WORK TO COMPLETE ->
Show each line of the data below that has the string "title" in it.
[Opening EXCERPTED DATA section]
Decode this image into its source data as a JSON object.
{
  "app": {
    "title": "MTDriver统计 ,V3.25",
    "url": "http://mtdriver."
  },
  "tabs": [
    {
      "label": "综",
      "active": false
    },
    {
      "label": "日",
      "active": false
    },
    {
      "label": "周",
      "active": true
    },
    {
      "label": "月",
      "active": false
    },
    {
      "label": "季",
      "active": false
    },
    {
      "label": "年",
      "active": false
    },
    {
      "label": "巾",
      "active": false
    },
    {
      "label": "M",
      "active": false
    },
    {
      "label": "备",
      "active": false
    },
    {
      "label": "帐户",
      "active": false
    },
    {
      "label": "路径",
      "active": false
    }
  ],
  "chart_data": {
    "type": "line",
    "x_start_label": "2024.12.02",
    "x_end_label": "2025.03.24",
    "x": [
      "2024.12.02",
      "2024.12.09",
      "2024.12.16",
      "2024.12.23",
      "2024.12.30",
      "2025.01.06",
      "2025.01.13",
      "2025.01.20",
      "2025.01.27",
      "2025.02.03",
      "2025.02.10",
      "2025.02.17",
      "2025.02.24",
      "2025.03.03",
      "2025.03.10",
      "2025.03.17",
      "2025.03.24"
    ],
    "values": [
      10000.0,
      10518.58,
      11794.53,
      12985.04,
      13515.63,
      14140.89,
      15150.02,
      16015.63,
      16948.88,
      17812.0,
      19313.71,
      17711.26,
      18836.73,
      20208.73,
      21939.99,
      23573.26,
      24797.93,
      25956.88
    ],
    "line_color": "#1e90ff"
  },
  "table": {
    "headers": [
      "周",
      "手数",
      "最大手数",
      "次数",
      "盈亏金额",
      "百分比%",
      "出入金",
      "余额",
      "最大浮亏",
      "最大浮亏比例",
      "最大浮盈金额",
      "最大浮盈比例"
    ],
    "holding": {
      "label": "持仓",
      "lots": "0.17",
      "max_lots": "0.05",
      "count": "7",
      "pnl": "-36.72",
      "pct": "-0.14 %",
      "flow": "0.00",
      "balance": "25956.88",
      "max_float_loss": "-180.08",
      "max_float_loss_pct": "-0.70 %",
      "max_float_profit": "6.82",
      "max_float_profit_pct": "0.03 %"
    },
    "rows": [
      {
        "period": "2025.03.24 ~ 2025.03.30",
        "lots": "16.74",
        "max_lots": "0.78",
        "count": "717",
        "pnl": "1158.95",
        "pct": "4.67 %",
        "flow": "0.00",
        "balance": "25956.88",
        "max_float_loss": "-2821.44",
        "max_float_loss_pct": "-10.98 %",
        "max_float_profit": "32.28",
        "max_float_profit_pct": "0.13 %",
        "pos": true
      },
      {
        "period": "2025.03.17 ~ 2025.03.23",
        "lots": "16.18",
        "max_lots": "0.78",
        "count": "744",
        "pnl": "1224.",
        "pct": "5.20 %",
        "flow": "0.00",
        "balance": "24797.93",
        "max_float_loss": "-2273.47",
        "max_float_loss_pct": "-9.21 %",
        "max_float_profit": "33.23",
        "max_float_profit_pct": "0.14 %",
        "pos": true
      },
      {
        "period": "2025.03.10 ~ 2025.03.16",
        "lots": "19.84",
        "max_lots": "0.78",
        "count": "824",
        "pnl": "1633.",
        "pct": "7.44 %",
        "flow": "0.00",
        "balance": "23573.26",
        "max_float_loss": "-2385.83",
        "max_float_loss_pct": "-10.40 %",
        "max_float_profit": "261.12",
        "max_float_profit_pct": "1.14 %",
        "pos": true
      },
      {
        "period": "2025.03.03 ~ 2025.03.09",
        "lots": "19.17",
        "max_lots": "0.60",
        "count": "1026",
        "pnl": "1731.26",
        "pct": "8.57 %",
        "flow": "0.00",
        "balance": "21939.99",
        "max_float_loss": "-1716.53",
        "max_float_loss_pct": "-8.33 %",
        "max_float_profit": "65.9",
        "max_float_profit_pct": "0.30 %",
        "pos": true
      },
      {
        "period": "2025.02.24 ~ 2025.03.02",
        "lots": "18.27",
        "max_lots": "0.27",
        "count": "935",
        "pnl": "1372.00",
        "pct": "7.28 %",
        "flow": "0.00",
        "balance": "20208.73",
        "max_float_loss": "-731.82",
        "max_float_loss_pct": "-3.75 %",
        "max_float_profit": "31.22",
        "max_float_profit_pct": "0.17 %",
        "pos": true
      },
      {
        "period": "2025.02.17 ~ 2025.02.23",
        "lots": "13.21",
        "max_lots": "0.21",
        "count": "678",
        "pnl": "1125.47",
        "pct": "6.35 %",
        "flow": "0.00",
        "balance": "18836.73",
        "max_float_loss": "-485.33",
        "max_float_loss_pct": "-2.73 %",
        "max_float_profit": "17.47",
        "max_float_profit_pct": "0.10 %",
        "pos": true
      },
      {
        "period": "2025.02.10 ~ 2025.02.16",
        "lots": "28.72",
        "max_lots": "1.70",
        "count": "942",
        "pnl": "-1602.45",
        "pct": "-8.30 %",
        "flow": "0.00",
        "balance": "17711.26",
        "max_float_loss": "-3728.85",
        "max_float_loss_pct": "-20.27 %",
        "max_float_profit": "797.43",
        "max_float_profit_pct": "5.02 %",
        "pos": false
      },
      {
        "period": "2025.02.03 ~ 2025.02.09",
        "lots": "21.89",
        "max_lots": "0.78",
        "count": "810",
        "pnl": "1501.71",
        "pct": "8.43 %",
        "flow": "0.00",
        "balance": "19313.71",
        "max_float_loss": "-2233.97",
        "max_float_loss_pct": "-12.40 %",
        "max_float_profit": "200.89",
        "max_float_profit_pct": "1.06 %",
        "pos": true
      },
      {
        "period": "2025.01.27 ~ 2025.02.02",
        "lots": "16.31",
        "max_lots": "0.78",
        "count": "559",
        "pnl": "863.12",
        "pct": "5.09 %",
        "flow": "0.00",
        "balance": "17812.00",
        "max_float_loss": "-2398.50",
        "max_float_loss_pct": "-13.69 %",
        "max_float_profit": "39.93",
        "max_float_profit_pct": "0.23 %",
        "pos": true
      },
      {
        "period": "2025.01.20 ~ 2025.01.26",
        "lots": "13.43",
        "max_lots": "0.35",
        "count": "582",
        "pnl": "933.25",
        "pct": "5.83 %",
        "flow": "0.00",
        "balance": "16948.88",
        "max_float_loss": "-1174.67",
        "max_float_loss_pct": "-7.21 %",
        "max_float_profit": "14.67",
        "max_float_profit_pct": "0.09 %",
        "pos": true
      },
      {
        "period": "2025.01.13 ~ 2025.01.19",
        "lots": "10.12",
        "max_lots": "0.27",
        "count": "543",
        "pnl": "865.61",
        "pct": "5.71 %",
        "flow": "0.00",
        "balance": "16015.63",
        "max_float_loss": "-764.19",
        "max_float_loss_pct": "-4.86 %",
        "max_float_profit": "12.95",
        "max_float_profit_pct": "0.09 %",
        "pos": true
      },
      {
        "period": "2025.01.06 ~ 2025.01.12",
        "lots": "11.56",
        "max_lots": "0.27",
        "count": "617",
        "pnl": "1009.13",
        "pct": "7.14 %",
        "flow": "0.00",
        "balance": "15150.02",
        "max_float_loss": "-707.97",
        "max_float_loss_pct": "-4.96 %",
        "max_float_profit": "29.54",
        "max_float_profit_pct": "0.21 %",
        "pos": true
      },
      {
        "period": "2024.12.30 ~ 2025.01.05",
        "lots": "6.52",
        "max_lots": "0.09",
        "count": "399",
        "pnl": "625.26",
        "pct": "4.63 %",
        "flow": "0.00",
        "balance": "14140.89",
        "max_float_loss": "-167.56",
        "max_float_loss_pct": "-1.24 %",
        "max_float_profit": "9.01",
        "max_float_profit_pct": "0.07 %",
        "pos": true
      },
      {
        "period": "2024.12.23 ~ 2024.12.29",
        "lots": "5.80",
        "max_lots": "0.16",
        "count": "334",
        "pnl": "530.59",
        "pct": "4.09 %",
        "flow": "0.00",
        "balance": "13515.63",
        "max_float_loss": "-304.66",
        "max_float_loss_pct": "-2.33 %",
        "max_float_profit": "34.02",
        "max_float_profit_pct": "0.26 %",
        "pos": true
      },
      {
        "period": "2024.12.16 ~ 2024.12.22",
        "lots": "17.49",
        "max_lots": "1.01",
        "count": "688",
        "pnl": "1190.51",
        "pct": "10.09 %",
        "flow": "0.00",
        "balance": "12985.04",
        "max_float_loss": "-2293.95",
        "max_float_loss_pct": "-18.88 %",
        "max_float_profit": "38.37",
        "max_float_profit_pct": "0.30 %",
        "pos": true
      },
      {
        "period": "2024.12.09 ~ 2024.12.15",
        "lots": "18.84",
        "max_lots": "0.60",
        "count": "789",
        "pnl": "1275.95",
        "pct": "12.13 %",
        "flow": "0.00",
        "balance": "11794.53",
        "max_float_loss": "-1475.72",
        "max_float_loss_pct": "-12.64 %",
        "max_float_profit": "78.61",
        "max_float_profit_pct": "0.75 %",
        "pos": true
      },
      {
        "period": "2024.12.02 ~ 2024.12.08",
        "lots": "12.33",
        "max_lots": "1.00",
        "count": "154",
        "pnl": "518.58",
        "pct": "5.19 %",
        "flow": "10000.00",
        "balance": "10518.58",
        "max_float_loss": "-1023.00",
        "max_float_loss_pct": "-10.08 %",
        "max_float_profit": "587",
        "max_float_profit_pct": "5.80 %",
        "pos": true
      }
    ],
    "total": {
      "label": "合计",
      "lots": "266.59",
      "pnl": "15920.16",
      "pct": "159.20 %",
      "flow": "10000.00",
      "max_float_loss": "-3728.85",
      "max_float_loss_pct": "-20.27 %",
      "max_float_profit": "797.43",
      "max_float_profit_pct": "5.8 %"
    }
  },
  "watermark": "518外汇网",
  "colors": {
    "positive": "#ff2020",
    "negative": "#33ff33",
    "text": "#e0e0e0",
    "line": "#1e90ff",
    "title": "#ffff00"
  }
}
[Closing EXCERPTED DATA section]
ANSWER TO THIS PROBLEM ->
    "title": "MTDriver统计 ,V3.25",
    "title": "#ffff00"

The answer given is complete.